▶ [Data extracts]:
------------------------------------

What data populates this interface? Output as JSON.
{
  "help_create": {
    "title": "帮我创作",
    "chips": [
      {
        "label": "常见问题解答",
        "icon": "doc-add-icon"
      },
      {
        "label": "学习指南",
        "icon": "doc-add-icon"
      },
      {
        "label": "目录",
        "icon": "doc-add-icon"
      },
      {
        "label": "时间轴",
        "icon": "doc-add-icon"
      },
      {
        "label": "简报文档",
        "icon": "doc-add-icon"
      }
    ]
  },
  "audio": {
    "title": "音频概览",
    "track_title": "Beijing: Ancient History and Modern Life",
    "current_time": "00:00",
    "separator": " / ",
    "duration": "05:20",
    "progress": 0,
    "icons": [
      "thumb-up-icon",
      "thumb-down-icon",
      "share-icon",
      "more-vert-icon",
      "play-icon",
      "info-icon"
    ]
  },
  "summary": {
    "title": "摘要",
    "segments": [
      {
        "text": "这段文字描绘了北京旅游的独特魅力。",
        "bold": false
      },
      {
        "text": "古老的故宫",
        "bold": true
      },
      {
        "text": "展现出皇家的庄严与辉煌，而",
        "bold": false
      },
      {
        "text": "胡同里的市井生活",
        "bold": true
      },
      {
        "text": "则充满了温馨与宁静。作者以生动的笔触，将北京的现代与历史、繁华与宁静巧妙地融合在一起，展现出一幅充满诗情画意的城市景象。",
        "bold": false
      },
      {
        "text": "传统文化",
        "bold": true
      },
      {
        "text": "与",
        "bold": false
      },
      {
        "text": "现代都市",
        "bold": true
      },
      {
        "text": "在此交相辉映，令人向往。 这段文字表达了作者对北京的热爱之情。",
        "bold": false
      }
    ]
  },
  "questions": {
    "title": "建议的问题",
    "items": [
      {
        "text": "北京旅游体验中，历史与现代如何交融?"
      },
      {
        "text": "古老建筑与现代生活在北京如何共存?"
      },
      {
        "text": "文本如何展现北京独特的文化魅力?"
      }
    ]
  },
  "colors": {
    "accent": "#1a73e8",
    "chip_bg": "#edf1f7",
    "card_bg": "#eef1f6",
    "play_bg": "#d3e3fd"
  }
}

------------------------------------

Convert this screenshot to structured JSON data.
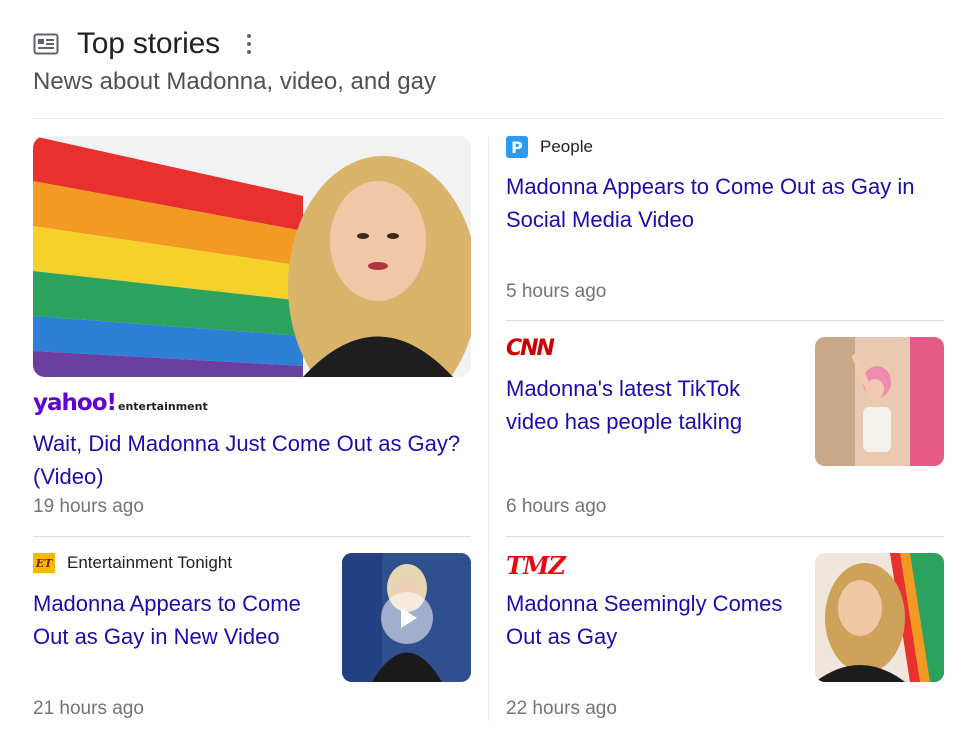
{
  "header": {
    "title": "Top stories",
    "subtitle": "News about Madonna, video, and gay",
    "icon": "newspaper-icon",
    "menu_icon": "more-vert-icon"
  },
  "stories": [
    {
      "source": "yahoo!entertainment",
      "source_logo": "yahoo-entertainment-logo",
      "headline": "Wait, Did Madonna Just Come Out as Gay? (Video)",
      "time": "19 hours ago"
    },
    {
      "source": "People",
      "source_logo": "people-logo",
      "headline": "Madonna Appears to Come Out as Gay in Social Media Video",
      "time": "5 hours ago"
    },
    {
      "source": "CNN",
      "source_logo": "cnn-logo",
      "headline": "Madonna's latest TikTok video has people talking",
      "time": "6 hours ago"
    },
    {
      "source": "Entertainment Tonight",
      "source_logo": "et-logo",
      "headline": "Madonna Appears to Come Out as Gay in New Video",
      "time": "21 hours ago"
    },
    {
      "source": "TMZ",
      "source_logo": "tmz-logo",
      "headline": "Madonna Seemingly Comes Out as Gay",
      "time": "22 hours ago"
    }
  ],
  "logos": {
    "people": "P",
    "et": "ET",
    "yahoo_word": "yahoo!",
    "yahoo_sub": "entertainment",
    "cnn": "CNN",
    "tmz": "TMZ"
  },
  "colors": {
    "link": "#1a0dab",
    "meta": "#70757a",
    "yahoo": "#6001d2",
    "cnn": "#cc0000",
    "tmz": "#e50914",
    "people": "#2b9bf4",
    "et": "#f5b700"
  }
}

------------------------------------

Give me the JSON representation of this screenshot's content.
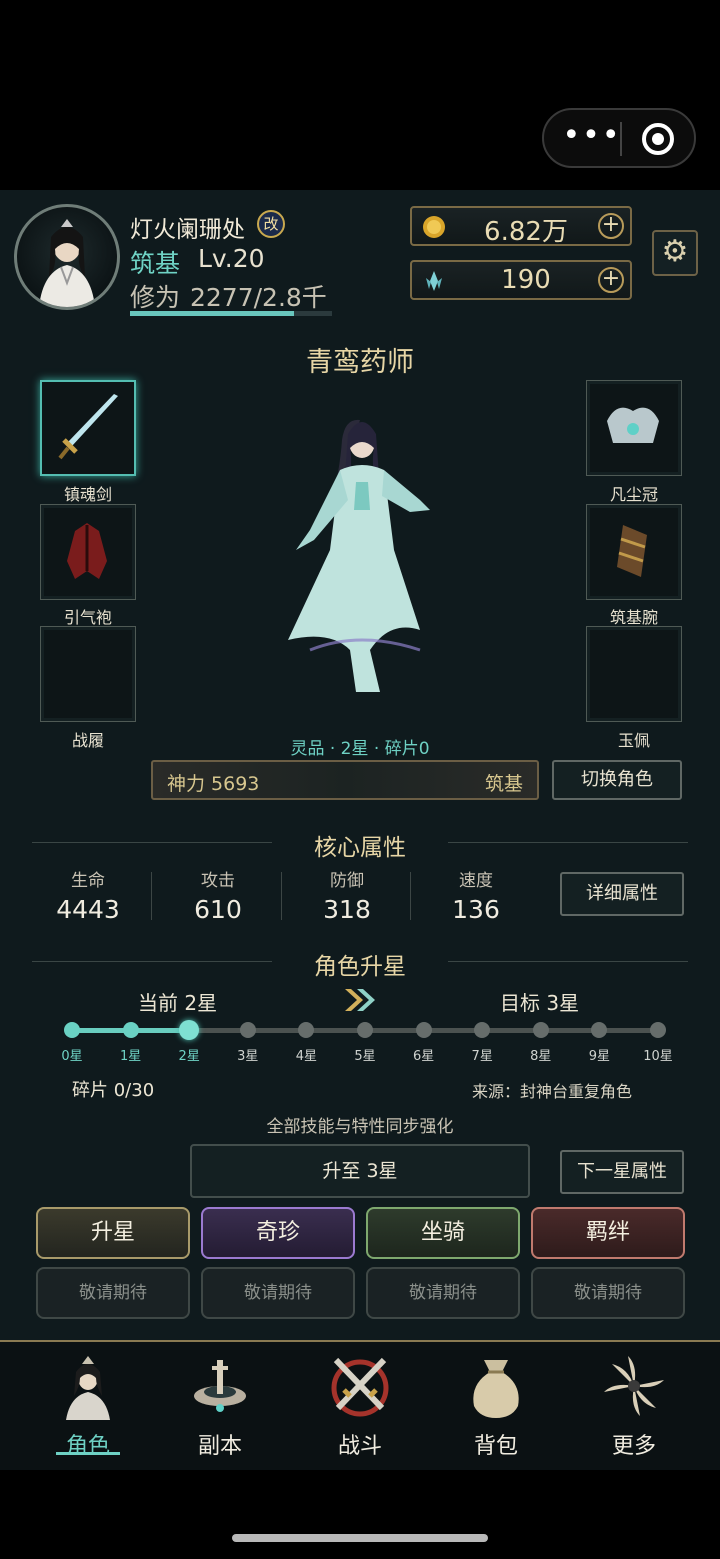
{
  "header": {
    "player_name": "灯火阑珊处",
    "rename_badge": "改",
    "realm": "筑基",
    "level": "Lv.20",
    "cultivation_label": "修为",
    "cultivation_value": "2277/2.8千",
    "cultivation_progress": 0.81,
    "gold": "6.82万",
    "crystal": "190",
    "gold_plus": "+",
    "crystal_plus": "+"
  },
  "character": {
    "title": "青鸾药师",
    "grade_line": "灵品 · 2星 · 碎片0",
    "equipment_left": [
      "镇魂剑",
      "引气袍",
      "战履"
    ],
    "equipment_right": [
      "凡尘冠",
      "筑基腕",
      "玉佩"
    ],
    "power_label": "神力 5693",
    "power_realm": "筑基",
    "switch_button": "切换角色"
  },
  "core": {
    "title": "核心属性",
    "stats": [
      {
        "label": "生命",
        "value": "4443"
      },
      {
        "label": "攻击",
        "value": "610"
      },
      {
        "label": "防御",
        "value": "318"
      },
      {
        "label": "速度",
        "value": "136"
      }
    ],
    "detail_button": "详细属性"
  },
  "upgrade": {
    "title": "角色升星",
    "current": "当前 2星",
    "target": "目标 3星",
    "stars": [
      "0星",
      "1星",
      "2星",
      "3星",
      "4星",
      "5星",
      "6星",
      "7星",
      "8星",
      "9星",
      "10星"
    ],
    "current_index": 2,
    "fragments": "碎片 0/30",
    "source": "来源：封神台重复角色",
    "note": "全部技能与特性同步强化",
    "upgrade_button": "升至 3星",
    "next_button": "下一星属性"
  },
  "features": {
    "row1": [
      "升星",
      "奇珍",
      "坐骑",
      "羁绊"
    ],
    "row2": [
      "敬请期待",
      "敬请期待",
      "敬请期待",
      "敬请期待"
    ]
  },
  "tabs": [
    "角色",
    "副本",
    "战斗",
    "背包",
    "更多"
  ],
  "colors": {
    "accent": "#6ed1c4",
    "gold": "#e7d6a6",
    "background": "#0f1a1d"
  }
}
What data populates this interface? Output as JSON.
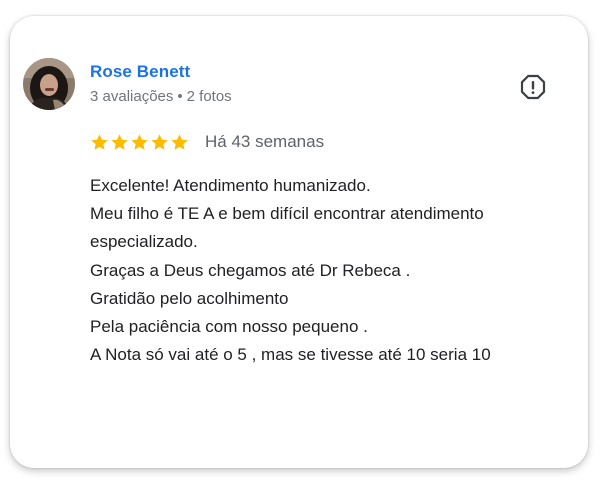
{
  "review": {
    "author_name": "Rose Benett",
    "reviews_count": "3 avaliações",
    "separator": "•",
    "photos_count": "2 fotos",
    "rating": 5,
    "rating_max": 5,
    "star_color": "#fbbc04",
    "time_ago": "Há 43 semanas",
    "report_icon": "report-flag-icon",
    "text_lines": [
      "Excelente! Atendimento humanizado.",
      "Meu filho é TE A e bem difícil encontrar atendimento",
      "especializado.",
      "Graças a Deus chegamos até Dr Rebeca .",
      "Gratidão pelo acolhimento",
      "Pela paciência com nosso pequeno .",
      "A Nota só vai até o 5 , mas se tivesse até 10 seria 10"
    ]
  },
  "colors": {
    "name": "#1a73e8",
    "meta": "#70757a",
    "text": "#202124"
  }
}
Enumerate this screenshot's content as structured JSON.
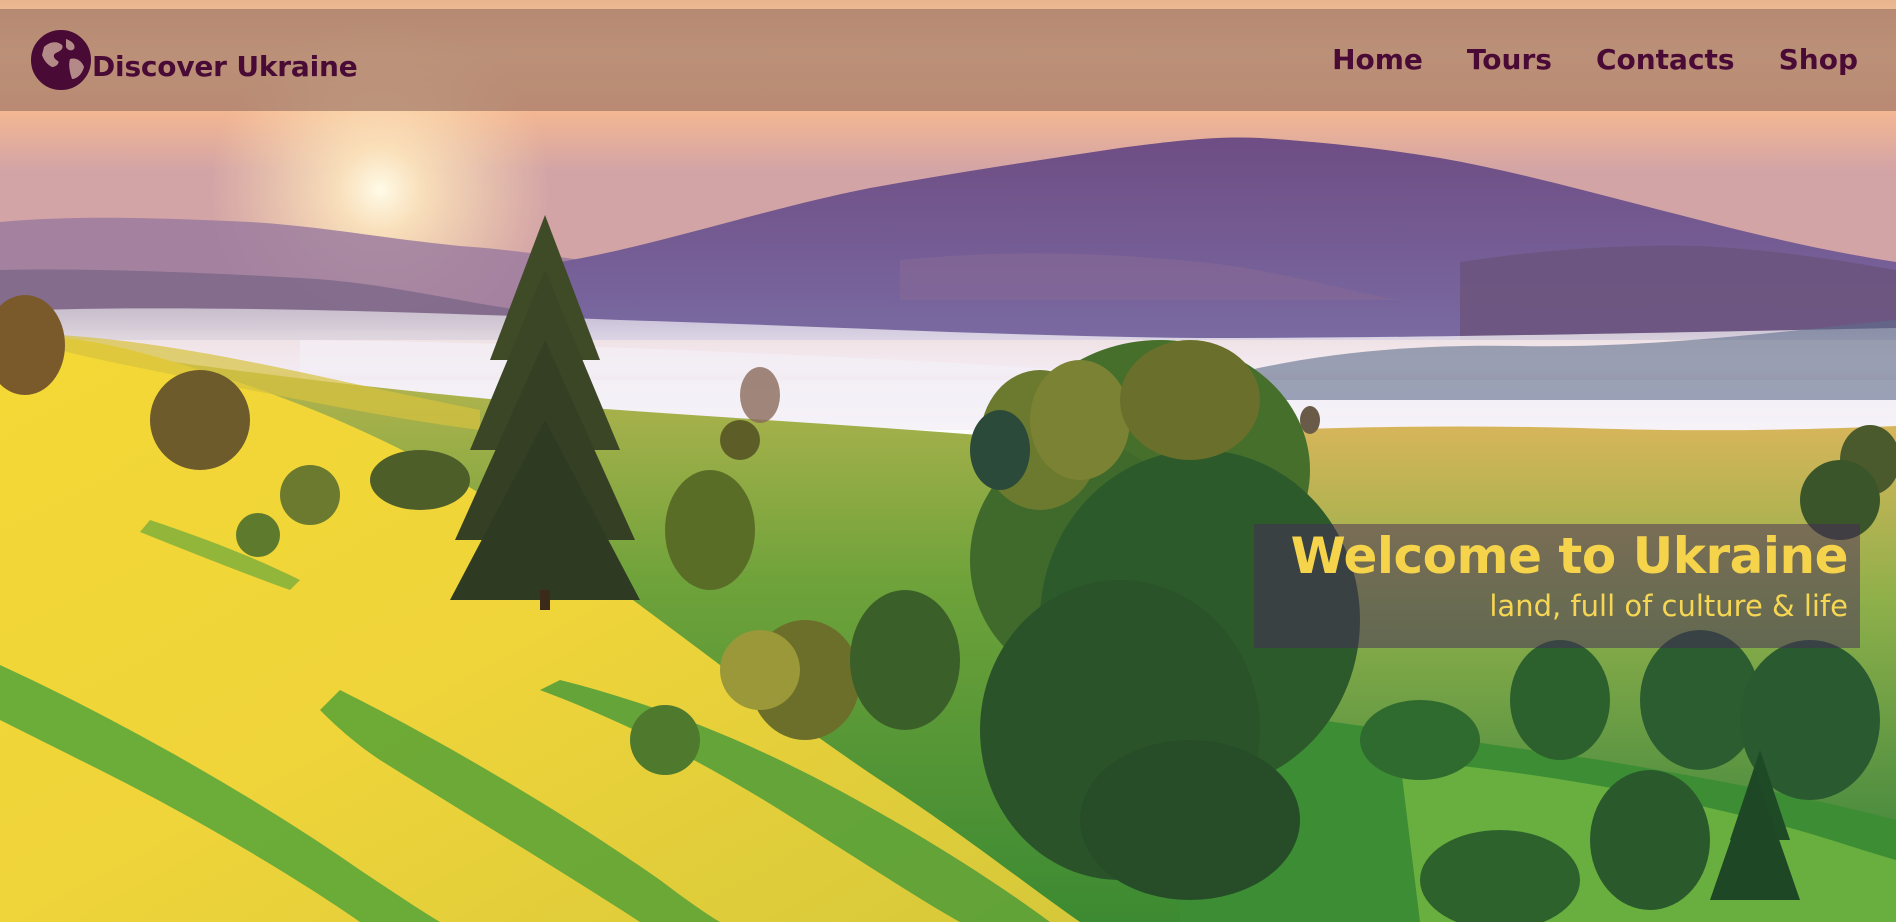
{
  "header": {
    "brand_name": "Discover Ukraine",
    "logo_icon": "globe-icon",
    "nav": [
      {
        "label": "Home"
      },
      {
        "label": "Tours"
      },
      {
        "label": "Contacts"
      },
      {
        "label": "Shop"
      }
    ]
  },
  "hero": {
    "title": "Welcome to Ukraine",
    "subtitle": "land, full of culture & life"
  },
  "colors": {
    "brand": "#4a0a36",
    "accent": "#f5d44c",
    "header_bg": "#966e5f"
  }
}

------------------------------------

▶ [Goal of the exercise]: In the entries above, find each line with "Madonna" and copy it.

▶ [Answer below]:
    "subtitle": "News about Madonna, video, and gay",
      "headline": "Wait, Did Madonna Just Come Out as Gay? (Video)",
      "headline": "Madonna Appears to Come Out as Gay in Social Media Video",
      "headline": "Madonna's latest TikTok video has people talking",
      "headline": "Madonna Appears to Come Out as Gay in New Video",
      "headline": "Madonna Seemingly Comes Out as Gay",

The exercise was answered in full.